Though I don't drink alcohol anymore, I've taken to regularly watching The Thirsty Traveler, which airs on the Fine Living Network. Each episode finds host Kevin Brauch traveling to a new locale to bring viewers the lowdown on a different type of alcoholic beverage.
An episode I saw not so long ago covered Iceberg Vodka. Now, there's more to this one than just a clever name, as the vodka is actually made from genuine iceberg water. Which got me to thinking that it might be interesting to brew up a fine cup of tea using the same.
As it turns out, Canada's Original Iceberg Water Corporation, in St. Johns, Newfoundland, the company that makes Iceberg Vodka, also offers the water in 500 ml and one liter sizes. According to their Web site, which features some very cooling graphics, they are currently out of iceberg water. No, this is not a global warming thing, but apparently a demand outstripping production thing and they hope to have the H2O back in stock by October.
So unless I go harvest some iceberg water on my own or happen to find a bottle of it elsewhere in the meantime, my experiment is going to have to wait.
If you're up around Newfoundland any time soon and you want to try some tea (or coffee) brewed with iceberg water, you might want to make a visit to Butler's By the Sea. The bed and breakfast claims to offer "coffee and tea made out of iceberg water (when in season)." Iceberg harvesting season, according to the Iceberg Water site, is May through July.
While we're on the subject of water and tea, this is as good a time as any to make mention of From Bud to Brew: Water's Role in the Growth of Tea, an excellent article by Monique Balas, as featured in the August issue of Fresh Cup Magazine.

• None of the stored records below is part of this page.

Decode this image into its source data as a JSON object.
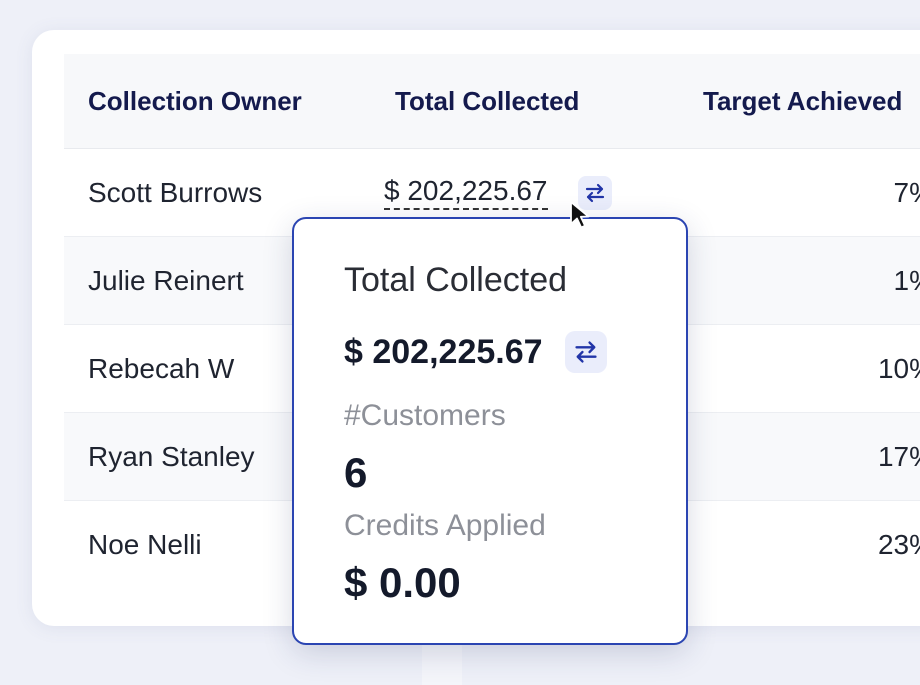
{
  "table": {
    "headers": {
      "owner": "Collection Owner",
      "total": "Total Collected",
      "target": "Target Achieved"
    },
    "rows": [
      {
        "owner": "Scott Burrows",
        "total": "$ 202,225.67",
        "target": "7%"
      },
      {
        "owner": "Julie Reinert",
        "target": "1%"
      },
      {
        "owner": "Rebecah W",
        "target": "10%"
      },
      {
        "owner": "Ryan Stanley",
        "target": "17%"
      },
      {
        "owner": "Noe Nelli",
        "target": "23%"
      }
    ],
    "swap_icon": "swap-arrows-icon"
  },
  "popover": {
    "title": "Total Collected",
    "amount": "$ 202,225.67",
    "customers_label": "#Customers",
    "customers_value": "6",
    "credits_label": "Credits Applied",
    "credits_value": "$ 0.00",
    "swap_icon": "swap-arrows-icon"
  },
  "colors": {
    "header_text": "#141a4d",
    "popover_border": "#2b45b2",
    "icon_accent": "#2235a8",
    "icon_bg": "#eaedfb"
  }
}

For whatever reason, I don't seem to be able to get a functional link directly to the article, so just go to the magazine's site and look around. It's there.